Han believes the laborers have taken their fate into their own hands. This new mentality inspired thousands of workers to begin bargaining with their employer to receive better pay and conditions. One unfortunate part of this struggle is once strikers get partial victory, they often agree to stop protesting since they have already endured months without pay in order to protest. Han explains that there is a consciousness among Chinese workers, but they lack the skills to turn their awareness into action. Social media is increasing public attention as many workers have phones with cameras and promote each other’s protests on Twitter.

With respect to the question of why the Communist government is tolerating worker protests, he explains that better pay and conditions is what usually motivates activism, not a desire to bring down the government.
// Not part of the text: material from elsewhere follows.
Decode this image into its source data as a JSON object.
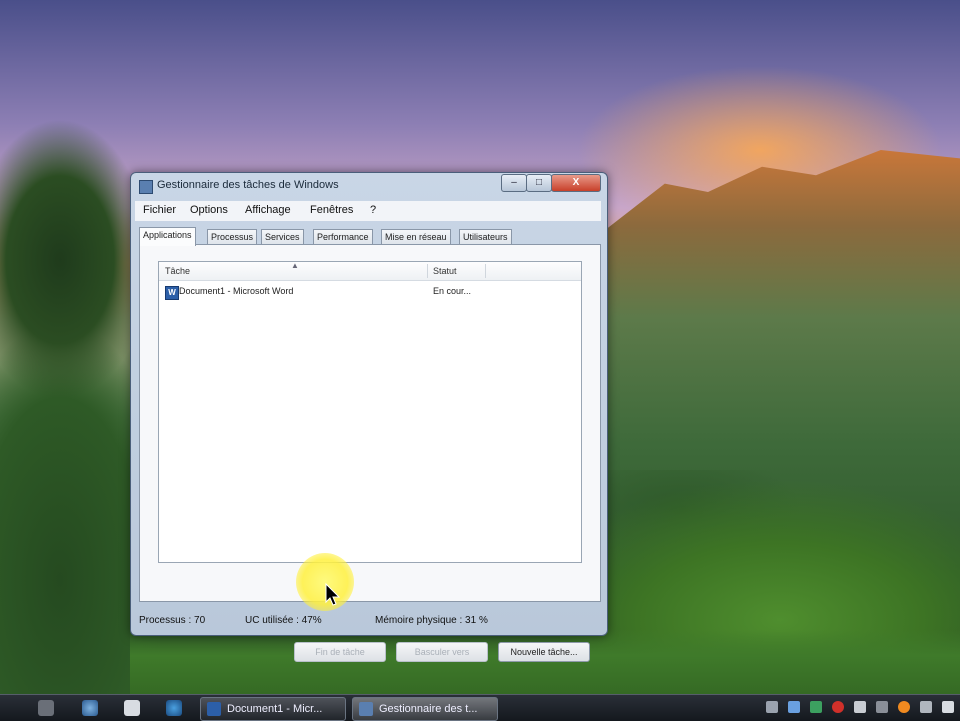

The government actually allows the media to publicize the protests as they would rather see negotiation through dialogue as soon as possible in order to protect their own interests. Recently, companies are now accepting the principle that increasing workers’ wages means a better domestic economy, which improves the greater society.

Although many company executives are refusing to change or only allow for minimal improvements, many things have already transformed for the better. The workers’ mentality, social media’s involvement and the government’s attitude have all improved. Han underlines that China’s workers should not be seen as victims anymore, although they were in the past. He emphasizes that they have become strong and are ready to take ownership of unions. They are no longer victims but, as he puts it, are valiantly fighting for their rights. The impact of the workers’ movement will affect all aspects of Chinese society including social, economic and political aspects, which may, Han hopes, provoke a global revolution for labor rights. A transcript of the full-length talk can be read here: http://www.clb.org.hk/en/content/han-dongfang-discusses-fast-emerging-labour-movement-china.
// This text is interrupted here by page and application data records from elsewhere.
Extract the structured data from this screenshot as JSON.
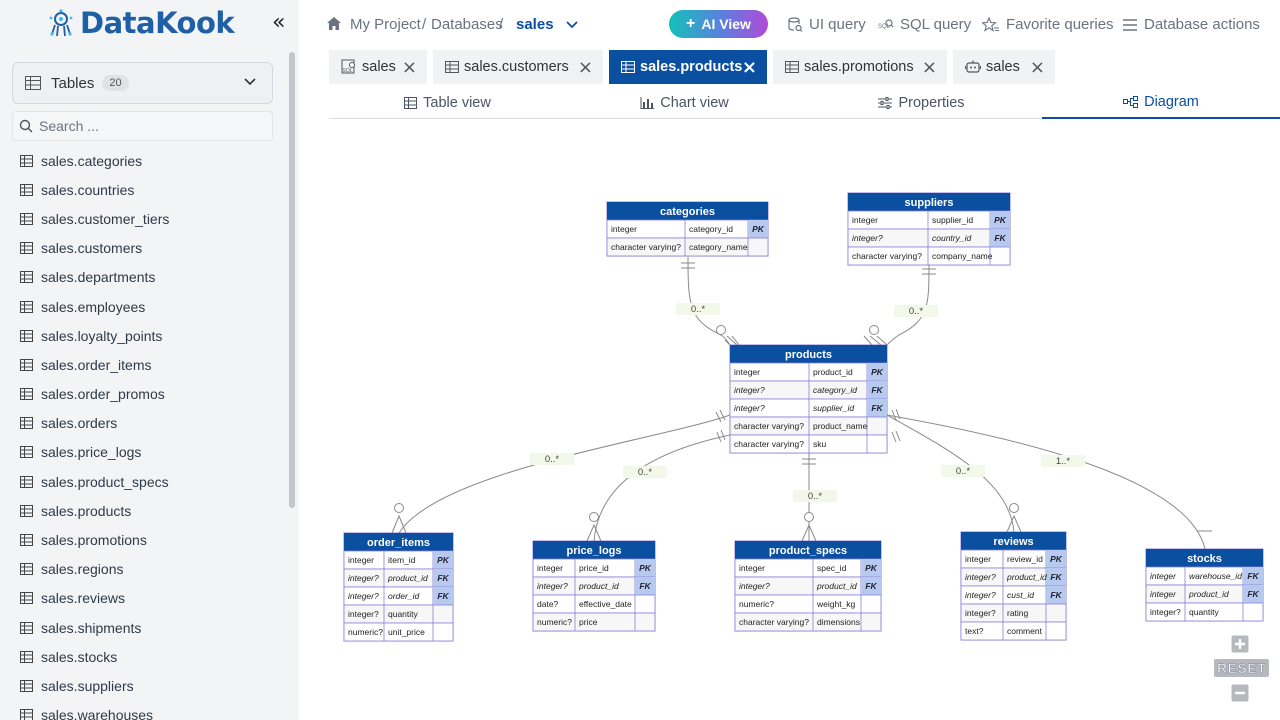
{
  "app": {
    "name": "DataKook"
  },
  "sidebar": {
    "tables_label": "Tables",
    "tables_count": "20",
    "search_placeholder": "Search ...",
    "tables": [
      "sales.categories",
      "sales.countries",
      "sales.customer_tiers",
      "sales.customers",
      "sales.departments",
      "sales.employees",
      "sales.loyalty_points",
      "sales.order_items",
      "sales.order_promos",
      "sales.orders",
      "sales.price_logs",
      "sales.product_specs",
      "sales.products",
      "sales.promotions",
      "sales.regions",
      "sales.reviews",
      "sales.shipments",
      "sales.stocks",
      "sales.suppliers",
      "sales.warehouses"
    ]
  },
  "breadcrumb": {
    "project": "My Project",
    "sep1": "/",
    "databases": "Databases",
    "sep2": "/",
    "current": "sales"
  },
  "toolbar": {
    "ai_view": "AI View",
    "ui_query": "UI query",
    "sql_query": "SQL query",
    "favorites": "Favorite queries",
    "db_actions": "Database actions"
  },
  "tabs": [
    {
      "label": "sales",
      "icon": "sql-icon"
    },
    {
      "label": "sales.customers",
      "icon": "table-icon"
    },
    {
      "label": "sales.products",
      "icon": "table-icon",
      "active": true
    },
    {
      "label": "sales.promotions",
      "icon": "table-icon"
    },
    {
      "label": "sales",
      "icon": "robot-icon"
    }
  ],
  "view_tabs": {
    "table": "Table view",
    "chart": "Chart view",
    "properties": "Properties",
    "diagram": "Diagram"
  },
  "diagram": {
    "colors": {
      "header": "#0b4fa1",
      "border": "#8b7fd8",
      "key": "#b7c9ef",
      "line": "#8a8a8a"
    },
    "entities": [
      {
        "name": "categories",
        "rows": [
          [
            "integer",
            "category_id",
            "PK"
          ],
          [
            "character varying?",
            "category_name",
            ""
          ]
        ]
      },
      {
        "name": "suppliers",
        "rows": [
          [
            "integer",
            "supplier_id",
            "PK"
          ],
          [
            "integer?",
            "country_id",
            "FK"
          ],
          [
            "character varying?",
            "company_name",
            ""
          ]
        ]
      },
      {
        "name": "products",
        "rows": [
          [
            "integer",
            "product_id",
            "PK"
          ],
          [
            "integer?",
            "category_id",
            "FK"
          ],
          [
            "integer?",
            "supplier_id",
            "FK"
          ],
          [
            "character varying?",
            "product_name",
            ""
          ],
          [
            "character varying?",
            "sku",
            ""
          ]
        ]
      },
      {
        "name": "order_items",
        "rows": [
          [
            "integer",
            "item_id",
            "PK"
          ],
          [
            "integer?",
            "product_id",
            "FK"
          ],
          [
            "integer?",
            "order_id",
            "FK"
          ],
          [
            "integer?",
            "quantity",
            ""
          ],
          [
            "numeric?",
            "unit_price",
            ""
          ]
        ]
      },
      {
        "name": "price_logs",
        "rows": [
          [
            "integer",
            "price_id",
            "PK"
          ],
          [
            "integer?",
            "product_id",
            "FK"
          ],
          [
            "date?",
            "effective_date",
            ""
          ],
          [
            "numeric?",
            "price",
            ""
          ]
        ]
      },
      {
        "name": "product_specs",
        "rows": [
          [
            "integer",
            "spec_id",
            "PK"
          ],
          [
            "integer?",
            "product_id",
            "FK"
          ],
          [
            "numeric?",
            "weight_kg",
            ""
          ],
          [
            "character varying?",
            "dimensions",
            ""
          ]
        ]
      },
      {
        "name": "reviews",
        "rows": [
          [
            "integer",
            "review_id",
            "PK"
          ],
          [
            "integer?",
            "product_id",
            "FK"
          ],
          [
            "integer?",
            "cust_id",
            "FK"
          ],
          [
            "integer?",
            "rating",
            ""
          ],
          [
            "text?",
            "comment",
            ""
          ]
        ]
      },
      {
        "name": "stocks",
        "rows": [
          [
            "integer",
            "warehouse_id",
            "FK"
          ],
          [
            "integer",
            "product_id",
            "FK"
          ],
          [
            "integer?",
            "quantity",
            ""
          ]
        ]
      }
    ],
    "cardinalities": [
      "0..*",
      "0..*",
      "0..*",
      "0..*",
      "0..*",
      "0..*",
      "1..*"
    ]
  },
  "zoom": {
    "reset": "RESET"
  }
}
The dialogue will be at Villa Sassetti on November 13th. The La Pietra Dialogues are accepting R.S.V.Ps at lapietradialogues@nyu.edu or 055 5007202.

 

Sources: http://newleftreview.org/II/34/dongfang-han-chinese-labour-struggles,

www.wikipedia.org/wiki/Han_Dongfang

http://www.clb.org.hk/en/content/han-dongfang-discusses-fast-emerging-labour-movement-china.

McMahon, Michael. “Dissident Han Wins Work Visa until 1998; Exile Stays On, Writes Quinton Chan.” South China Morning Post [Hong Kong] 15 Nov. 1996: n. pag. Print.

Immigration and the Crisis

By Tara Tosten, NYU Florence student and Economics major

Immigration. It is a fairly strong word, rich with connotation.  In America, often bad connotations, citizens debate over how the increasing number of foreigners are taking domestic jobs and propose measures as strong as putting up a large fence to keep away the immigrants entering the country illegally.  Add on to this the issue of the economic crisis and the tempers begin to swell.  It is a strong word to say the least, and yet heated is not how I would to describe LPD’s Dialogue on immigration and the crisis, organized with the EUI and held in the Teatro of the Badia Fiesolana.  At the start of the Dialogue Jaris Panagiotidis mentioned that it is interesting to discuss a topic so wrought with tension with economists.  From an economical perspective immigration is a good thing overall.  As George Borjas noted, as in all things there are winners and there are losers, as far as immigration goes, the workers are the losers because they are competing for jobs and face lower salaries than they otherwise would.  Yet the producers and consumers are the winners, those who benefit from cheaper products and in the end increased GDP.  Economics is there to point out who will win and who will lose, the costs and benefits, while policy makers are there to decide how much the workers will lose, and how much everyone else will gain.